*What this task involves:* Below are the records; copy out every line that holds the word "site".

BEGIN Dataset records

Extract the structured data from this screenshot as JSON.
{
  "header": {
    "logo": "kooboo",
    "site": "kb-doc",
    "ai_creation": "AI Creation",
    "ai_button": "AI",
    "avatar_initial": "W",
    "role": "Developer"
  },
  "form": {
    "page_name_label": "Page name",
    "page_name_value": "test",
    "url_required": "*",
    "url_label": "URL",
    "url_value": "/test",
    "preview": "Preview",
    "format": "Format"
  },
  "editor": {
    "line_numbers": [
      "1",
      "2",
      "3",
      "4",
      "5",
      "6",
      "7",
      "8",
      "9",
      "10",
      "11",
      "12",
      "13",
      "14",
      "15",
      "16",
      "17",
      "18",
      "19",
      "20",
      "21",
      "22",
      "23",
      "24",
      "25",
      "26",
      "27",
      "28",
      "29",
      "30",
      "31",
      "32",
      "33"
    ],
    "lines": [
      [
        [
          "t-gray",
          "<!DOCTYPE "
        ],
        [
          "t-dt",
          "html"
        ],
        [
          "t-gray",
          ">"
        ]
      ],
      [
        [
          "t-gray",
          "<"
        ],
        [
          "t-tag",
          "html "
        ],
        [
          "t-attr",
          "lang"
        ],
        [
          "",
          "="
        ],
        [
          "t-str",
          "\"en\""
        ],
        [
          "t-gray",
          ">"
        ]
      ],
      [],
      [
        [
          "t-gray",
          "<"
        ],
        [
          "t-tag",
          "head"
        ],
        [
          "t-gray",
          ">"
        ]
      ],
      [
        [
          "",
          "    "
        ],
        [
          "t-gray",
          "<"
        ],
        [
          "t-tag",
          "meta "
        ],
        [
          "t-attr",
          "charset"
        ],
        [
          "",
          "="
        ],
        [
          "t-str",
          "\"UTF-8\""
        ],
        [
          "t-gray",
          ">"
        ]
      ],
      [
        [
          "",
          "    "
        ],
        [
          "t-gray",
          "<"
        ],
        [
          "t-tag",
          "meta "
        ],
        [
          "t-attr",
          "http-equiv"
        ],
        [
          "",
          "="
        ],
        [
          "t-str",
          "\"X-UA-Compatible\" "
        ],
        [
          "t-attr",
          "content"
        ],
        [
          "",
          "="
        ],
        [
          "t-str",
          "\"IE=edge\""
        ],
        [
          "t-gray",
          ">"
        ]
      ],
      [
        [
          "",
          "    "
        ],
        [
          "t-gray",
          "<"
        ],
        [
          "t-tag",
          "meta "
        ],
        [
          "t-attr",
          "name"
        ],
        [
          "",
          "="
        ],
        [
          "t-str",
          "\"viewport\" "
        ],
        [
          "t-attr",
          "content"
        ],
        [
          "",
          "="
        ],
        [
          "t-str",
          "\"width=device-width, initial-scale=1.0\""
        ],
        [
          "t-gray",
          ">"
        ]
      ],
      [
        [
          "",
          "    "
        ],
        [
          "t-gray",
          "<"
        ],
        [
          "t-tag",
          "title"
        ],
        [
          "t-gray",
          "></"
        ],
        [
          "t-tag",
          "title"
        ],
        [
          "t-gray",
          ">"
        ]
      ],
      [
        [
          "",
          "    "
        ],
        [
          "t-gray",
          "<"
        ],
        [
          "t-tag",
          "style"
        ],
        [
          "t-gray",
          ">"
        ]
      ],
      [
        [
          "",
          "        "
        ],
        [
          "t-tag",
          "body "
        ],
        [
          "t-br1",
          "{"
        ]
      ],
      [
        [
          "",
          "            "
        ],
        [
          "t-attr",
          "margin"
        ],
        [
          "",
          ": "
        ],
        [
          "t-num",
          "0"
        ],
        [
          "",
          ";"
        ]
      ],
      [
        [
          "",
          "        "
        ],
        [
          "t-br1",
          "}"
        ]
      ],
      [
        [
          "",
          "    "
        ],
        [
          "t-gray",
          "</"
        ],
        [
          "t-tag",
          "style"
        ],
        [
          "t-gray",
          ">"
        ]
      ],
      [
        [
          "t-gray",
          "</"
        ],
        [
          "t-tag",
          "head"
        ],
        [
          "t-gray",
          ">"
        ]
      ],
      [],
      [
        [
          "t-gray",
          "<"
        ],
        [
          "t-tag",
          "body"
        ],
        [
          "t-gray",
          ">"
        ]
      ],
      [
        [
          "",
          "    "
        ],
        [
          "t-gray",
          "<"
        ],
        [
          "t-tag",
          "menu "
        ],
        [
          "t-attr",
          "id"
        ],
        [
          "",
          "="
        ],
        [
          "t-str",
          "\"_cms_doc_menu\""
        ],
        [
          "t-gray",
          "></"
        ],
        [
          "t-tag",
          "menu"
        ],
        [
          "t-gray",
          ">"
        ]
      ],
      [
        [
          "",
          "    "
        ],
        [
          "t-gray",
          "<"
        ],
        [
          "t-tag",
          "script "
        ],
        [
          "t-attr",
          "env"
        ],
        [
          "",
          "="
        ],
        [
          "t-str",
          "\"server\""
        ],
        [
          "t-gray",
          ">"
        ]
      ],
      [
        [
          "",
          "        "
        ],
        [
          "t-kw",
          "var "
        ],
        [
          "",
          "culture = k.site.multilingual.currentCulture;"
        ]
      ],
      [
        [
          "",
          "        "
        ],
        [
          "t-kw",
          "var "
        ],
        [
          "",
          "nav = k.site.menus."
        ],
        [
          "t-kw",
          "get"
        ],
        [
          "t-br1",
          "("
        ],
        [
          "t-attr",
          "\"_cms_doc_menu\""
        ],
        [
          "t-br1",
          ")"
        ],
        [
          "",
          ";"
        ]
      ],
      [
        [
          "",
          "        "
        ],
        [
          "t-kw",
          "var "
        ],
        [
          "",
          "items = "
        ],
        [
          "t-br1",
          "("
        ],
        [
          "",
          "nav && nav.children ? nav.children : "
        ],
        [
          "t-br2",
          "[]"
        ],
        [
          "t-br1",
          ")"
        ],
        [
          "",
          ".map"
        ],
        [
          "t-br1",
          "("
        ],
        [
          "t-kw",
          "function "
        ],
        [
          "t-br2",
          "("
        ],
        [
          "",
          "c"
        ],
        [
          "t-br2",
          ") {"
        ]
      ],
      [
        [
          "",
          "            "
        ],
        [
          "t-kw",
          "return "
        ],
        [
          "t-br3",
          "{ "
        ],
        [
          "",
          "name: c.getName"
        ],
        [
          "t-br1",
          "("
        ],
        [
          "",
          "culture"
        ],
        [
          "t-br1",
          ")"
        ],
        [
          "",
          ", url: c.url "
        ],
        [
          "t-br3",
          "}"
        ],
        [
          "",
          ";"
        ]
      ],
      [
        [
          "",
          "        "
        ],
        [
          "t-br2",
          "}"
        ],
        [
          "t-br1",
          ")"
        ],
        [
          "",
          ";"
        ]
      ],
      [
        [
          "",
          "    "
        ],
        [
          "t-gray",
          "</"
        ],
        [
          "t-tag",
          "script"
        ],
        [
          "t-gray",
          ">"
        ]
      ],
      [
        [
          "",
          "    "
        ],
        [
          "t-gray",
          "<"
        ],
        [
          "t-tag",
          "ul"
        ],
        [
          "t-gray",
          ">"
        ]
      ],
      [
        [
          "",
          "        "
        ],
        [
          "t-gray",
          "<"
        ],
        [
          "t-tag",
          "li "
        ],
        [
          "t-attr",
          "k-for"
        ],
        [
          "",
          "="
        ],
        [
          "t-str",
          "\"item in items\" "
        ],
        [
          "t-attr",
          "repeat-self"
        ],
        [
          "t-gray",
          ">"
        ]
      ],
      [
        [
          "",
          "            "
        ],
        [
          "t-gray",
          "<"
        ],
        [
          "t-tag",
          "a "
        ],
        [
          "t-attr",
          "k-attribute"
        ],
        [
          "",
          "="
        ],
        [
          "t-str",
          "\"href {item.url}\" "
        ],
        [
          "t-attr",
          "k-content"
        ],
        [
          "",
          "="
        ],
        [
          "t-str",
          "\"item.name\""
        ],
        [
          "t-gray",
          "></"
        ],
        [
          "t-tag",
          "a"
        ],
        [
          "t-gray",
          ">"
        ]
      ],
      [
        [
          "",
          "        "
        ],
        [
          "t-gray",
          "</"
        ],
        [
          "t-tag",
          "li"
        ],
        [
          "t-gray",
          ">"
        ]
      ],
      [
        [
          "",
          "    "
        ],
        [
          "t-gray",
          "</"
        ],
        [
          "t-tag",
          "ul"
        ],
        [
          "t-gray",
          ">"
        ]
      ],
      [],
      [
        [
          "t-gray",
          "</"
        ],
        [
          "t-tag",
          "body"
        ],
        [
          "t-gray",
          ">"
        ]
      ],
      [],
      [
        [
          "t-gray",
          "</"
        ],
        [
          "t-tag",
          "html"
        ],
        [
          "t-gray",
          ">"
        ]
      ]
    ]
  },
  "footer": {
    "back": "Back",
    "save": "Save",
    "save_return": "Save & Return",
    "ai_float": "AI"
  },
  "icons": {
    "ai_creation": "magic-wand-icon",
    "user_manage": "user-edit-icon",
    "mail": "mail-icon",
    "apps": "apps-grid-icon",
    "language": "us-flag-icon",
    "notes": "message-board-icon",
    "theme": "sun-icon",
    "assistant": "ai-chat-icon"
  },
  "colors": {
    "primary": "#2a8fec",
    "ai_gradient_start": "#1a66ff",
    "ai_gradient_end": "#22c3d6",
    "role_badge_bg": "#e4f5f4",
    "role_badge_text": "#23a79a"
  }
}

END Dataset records

*Exercise result:*
    "site": "kb-doc",
          "culture = k.site.multilingual.currentCulture;"
          "nav = k.site.menus."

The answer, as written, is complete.